[Requirement]:
Search the lines of the records for the word "true", and copy every line that has it.

[App and web page records]
::::
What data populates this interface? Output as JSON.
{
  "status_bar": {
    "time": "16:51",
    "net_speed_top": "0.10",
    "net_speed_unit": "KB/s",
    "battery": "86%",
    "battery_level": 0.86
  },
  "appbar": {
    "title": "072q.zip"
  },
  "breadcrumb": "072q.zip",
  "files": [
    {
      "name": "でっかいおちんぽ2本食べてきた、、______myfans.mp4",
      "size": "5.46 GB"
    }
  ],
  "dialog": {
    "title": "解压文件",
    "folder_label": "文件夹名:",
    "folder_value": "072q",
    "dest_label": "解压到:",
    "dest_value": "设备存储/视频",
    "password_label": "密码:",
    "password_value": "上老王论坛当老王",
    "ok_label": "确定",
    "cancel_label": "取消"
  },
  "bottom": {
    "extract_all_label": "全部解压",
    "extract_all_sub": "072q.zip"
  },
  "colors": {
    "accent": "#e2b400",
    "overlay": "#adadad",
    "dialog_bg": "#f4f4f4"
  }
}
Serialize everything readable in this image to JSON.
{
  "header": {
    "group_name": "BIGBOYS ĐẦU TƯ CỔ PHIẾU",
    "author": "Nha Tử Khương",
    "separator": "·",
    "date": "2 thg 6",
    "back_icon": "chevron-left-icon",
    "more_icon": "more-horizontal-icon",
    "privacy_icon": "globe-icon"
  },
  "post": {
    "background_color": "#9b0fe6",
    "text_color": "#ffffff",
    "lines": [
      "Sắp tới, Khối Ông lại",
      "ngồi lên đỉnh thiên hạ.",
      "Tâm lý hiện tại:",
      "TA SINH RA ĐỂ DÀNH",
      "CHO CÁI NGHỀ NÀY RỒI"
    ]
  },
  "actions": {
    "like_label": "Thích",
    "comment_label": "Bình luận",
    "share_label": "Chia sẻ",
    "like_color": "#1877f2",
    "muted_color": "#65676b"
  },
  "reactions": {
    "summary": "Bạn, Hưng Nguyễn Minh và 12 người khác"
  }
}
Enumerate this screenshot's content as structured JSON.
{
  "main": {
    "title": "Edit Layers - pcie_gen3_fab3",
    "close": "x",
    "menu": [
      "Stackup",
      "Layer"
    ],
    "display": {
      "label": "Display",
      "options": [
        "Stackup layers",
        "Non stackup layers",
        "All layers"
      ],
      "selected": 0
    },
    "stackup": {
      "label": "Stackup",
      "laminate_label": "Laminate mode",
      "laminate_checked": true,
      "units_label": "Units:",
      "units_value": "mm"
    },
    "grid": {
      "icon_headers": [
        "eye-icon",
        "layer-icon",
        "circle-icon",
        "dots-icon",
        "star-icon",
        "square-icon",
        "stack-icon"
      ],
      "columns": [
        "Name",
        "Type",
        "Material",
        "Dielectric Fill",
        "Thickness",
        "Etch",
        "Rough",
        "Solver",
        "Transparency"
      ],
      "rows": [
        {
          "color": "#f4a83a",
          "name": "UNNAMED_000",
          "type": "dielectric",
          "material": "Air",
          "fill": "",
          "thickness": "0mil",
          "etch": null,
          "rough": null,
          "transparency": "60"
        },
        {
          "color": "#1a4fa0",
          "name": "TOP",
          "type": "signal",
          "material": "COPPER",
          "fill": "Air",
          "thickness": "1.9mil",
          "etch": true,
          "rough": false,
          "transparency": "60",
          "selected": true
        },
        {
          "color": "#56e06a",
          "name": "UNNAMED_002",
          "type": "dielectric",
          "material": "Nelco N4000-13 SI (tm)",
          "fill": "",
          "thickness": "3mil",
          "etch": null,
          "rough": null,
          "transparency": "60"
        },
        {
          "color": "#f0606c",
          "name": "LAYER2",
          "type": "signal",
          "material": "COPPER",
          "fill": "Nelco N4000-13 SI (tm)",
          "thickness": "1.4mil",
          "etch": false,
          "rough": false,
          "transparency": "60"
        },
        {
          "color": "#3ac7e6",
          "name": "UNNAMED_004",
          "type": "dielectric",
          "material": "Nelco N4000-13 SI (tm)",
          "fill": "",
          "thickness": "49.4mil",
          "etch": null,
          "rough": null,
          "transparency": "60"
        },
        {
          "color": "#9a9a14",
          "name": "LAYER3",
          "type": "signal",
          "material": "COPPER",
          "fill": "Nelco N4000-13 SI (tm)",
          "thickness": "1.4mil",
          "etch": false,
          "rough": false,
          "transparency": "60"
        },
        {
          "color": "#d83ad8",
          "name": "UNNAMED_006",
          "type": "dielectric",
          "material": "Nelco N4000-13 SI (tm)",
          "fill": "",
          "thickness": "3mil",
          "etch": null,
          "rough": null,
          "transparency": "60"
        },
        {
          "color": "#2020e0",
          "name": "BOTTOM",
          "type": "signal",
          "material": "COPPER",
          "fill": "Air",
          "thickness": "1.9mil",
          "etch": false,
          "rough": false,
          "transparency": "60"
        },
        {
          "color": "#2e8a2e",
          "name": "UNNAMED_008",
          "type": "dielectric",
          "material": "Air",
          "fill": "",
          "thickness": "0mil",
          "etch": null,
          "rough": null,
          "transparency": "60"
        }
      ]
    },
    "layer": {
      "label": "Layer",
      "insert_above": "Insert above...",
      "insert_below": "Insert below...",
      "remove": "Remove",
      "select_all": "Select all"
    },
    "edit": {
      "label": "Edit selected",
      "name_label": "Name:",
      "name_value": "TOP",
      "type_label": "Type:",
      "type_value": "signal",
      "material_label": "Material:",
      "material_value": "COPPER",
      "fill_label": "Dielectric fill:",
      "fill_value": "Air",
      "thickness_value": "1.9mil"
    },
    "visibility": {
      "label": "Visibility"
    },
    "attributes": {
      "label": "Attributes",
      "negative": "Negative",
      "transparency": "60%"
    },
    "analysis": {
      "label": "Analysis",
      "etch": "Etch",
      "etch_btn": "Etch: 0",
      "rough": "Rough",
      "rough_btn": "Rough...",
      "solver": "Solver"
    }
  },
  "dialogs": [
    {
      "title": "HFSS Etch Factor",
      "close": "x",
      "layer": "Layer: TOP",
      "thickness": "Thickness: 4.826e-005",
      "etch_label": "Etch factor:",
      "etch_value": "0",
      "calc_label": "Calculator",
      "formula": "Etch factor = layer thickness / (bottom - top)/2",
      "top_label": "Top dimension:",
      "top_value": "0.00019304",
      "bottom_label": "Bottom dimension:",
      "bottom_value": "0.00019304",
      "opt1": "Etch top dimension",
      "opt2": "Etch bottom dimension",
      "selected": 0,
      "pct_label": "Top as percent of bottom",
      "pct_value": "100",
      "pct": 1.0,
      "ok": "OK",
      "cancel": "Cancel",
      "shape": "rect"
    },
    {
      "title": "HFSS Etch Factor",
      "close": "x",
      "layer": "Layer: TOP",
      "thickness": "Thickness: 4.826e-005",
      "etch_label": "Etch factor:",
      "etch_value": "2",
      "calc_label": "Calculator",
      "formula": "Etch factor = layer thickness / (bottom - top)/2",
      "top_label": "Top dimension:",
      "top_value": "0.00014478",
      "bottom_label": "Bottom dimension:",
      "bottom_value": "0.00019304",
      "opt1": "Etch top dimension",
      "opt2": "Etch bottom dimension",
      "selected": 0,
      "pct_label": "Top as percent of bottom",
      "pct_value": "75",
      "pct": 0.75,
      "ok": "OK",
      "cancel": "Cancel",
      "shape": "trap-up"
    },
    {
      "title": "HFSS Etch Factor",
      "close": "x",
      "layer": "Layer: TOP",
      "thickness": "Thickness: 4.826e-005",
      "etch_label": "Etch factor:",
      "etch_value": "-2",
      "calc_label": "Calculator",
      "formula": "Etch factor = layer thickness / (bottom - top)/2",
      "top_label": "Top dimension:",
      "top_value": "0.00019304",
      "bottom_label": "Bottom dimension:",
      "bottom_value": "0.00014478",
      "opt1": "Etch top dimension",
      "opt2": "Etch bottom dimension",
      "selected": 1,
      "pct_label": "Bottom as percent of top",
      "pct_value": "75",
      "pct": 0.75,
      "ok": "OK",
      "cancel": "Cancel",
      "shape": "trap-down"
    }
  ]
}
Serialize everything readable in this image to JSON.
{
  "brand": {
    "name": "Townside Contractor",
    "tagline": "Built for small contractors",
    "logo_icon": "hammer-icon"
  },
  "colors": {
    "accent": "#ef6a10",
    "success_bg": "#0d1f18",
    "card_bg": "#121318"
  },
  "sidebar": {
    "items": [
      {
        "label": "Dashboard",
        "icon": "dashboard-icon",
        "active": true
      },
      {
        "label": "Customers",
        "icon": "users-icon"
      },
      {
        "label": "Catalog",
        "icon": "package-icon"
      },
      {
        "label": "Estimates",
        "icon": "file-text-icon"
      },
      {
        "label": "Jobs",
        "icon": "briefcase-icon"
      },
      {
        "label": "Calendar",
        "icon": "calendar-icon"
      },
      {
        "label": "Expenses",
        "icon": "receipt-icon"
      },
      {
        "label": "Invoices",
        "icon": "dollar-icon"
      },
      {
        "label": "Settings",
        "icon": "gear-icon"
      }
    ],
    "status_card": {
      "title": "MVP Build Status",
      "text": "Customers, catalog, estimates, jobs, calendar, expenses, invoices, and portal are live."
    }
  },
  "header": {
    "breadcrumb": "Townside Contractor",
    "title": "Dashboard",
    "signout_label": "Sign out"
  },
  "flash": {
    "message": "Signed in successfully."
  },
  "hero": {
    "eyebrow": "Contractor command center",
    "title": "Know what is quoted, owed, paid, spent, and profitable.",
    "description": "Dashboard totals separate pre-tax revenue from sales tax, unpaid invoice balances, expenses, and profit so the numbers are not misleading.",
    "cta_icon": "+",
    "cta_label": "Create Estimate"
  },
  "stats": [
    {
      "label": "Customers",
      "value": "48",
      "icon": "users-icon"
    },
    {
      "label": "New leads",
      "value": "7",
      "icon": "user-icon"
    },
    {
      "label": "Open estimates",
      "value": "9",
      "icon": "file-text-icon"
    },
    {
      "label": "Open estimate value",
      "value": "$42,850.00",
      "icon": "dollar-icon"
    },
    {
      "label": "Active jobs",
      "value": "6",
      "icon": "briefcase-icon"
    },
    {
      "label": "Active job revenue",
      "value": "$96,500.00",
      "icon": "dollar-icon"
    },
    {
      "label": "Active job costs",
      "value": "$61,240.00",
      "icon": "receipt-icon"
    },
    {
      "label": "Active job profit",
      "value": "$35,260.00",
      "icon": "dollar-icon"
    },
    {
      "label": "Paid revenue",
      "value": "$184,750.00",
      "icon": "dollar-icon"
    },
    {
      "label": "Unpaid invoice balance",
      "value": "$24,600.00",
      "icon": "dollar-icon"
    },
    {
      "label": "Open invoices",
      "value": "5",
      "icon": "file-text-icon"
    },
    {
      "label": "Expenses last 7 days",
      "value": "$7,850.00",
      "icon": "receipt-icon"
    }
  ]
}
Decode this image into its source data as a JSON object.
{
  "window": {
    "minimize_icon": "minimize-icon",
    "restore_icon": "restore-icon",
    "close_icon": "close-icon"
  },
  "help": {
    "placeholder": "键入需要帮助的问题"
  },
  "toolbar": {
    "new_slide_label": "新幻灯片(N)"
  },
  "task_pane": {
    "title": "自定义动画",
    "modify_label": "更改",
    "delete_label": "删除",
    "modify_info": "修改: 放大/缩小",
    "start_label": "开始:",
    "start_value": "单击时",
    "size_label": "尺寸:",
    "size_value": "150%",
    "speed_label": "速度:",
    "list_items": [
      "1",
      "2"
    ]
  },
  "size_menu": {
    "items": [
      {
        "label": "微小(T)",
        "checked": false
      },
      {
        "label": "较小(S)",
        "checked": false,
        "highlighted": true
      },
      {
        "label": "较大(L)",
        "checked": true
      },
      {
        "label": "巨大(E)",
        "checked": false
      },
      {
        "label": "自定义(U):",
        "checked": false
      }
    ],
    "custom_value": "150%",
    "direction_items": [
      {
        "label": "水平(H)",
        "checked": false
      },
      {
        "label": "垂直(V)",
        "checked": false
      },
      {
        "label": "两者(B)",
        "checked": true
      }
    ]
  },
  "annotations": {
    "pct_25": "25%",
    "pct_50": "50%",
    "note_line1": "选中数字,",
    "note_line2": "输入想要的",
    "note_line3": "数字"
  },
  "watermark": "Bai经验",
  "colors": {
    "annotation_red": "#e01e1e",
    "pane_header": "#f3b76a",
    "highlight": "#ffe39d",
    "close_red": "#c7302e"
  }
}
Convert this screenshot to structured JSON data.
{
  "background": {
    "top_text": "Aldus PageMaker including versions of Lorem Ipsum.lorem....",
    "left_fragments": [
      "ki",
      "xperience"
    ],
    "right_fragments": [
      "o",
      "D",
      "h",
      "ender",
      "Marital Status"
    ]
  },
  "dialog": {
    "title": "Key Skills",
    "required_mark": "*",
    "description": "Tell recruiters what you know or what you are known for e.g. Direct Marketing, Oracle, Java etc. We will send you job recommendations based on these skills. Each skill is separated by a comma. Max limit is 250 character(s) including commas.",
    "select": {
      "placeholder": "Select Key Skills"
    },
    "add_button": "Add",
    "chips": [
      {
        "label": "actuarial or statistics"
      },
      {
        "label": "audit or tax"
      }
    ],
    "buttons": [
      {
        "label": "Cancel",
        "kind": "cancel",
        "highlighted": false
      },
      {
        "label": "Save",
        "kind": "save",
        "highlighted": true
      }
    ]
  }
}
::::
[Exercise output]:
      "laminate_checked": true,
          "etch": true,
          "selected": true
        "active": true
        "highlighted": true
        "checked": true
        "checked": true
        "highlighted": true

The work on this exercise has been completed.